Williams adds, "We do know what will reduce the problem. For example, sobriety checkpoints have been shown to be effective in numerous studies including a recent one from the Centers for Disease Control. But the countermeasures we know are effective aren't being widely used."
Alcohol-impaired driving deaths are most common among drivers 21-30 years old. In this group, half of the passenger vehicle drivers who were killed in crashes during 2001 had BACs of 0.08 percent or more. This compares with 9 percent among drivers older than 60.
Among drivers of all ages, the problem is worse among men than women. Thirty-nine percent of male drivers killed in 2001 had BACs of 0.08 or more. The comparable proportion of females was 19 percent.

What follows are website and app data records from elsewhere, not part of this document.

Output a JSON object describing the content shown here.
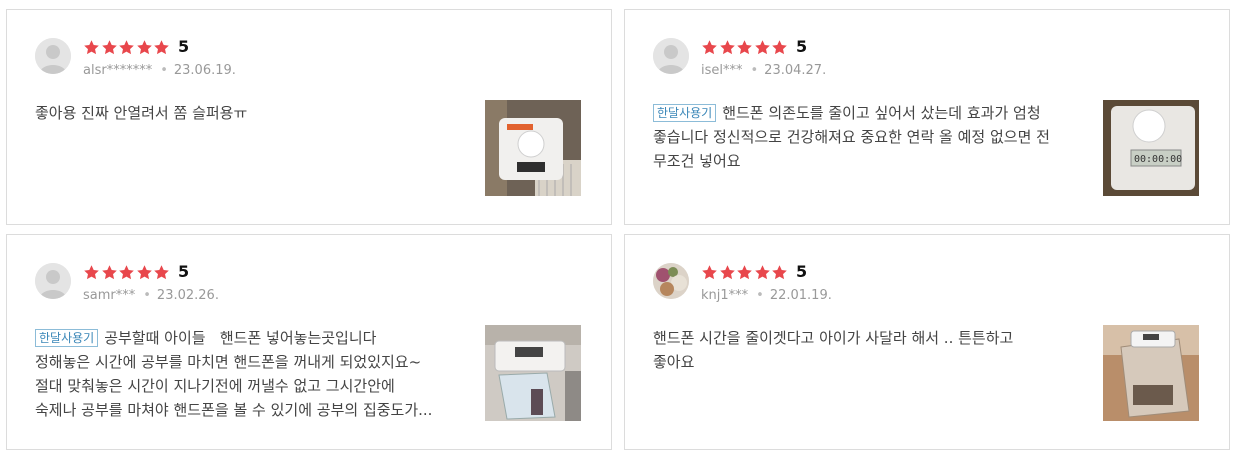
{
  "star_color": "#e8474c",
  "reviews": [
    {
      "rating": "5",
      "user": "alsr*******",
      "date": "23.06.19.",
      "badge": "",
      "lines": [
        "좋아용 진짜 안열려서 쫌 슬퍼용ㅠ"
      ],
      "thumb_icon": "product-photo"
    },
    {
      "rating": "5",
      "user": "isel***",
      "date": "23.04.27.",
      "badge": "한달사용기",
      "lines": [
        "핸드폰 의존도를 줄이고 싶어서 샀는데 효과가 엄청",
        "좋습니다 정신적으로 건강해져요 중요한 연락 올 예정 없으면 전",
        "무조건 넣어요"
      ],
      "thumb_icon": "product-photo"
    },
    {
      "rating": "5",
      "user": "samr***",
      "date": "23.02.26.",
      "badge": "한달사용기",
      "lines": [
        "공부할때 아이들   핸드폰 넣어놓는곳입니다",
        "정해놓은 시간에 공부를 마치면 핸드폰을 꺼내게 되었있지요~",
        "절대 맞춰놓은 시간이 지나기전에 꺼낼수 없고 그시간안에",
        "숙제나 공부를 마쳐야 핸드폰을 볼 수 있기에 공부의 집중도가..."
      ],
      "thumb_icon": "product-photo"
    },
    {
      "rating": "5",
      "user": "knj1***",
      "date": "22.01.19.",
      "badge": "",
      "lines": [
        "핸드폰 시간을 줄이겟다고 아이가 사달라 해서 .. 튼튼하고",
        "좋아요"
      ],
      "thumb_icon": "product-photo"
    }
  ]
}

Total motor vehicle fatalities aren't changing much year to year (42,116 in 2001 compared with 41,821 in 2000). The death rate per 100,000 people has been constant at 15 since 1998.
Motorcycle deaths go up again
Deaths of motorcyclists have gone up every year since a low of 2,056 in 1997. In 2001 the cyclist toll was 3,109. Deaths of older cyclists have been going up even longer, since 1993. But until 1997 the decline in deaths among younger riders was enough to offset the increase among older riders. By 1999 riders 40 and older were accounting for more motorcyclist deaths than riders 29 and younger (see Status Report special issue: motorcycle deaths, Jan. 12, 2002). Thirty-nine percent of all cyclist deaths in 2001 were riders 40 and older. This group accounted for 14 percent of rider deaths in 1990.
Motor vehicle deaths
Total number of deaths, 1975-2001
Death rates per 100,000 people, 1975-2001
Deaths by age of rider, 1990-2001
Percent change in deaths since 1995
Helmet use is one of the most important factors in fatal motorcycle crashes. An unhelmeted rider is 40 percent more likely than a helmeted one to suffer a fatal head injury. In the 20 states and the District of Columbia where all motorcyclists are required to wear helmets, the use rate approaches 100 percent. This compares with about 50 percent of riders wearing helmets in other states where the laws don't apply to all riders. Helmet use also is a factor in bicycle deaths. Eighty-two percent of bicyclists killed in 2001 weren't wearing helmets.
Child occupant, pedestrian, and bicyclist deaths
Deaths of children younger than 13
as passenger vehicle occupants, pedestrians, and bicyclists, 1975-2001
A positive finding is that deaths of children 12 and younger are declining. Pedestrian and bicyclist deaths have declined fairly steadily since 1975. However, child passenger vehicle occupant deaths have been on the decline only since the mid-1990s, following the launch of a national outreach campaign to move kids to the rear seats of vehicles and ensure they ride properly restrained. Thirty-one percent of all fatally injured child passengers in 2001 were riding in front seats, down from 44 percent a decade earlier.
Williams points out that "there's still room for improvement. For example, in some states children who are too old to be covered by child restraint laws are protected by adult belt laws that apply only to people riding in front seats. So it's perfectly legal for children to ride unrestrained in rear seats. This makes no sense because the back seat is where we tell parents it's safest for their children to ride. Every restraint law should cover every child who rides in the back seat."
Deaths inched up in 2001, increasing by 2 percent to 4,882. Older people (65+ years old) are particularly hard hit. Pedestrian deaths per 100,000 people in this group are 2.5 times higher than among younger people.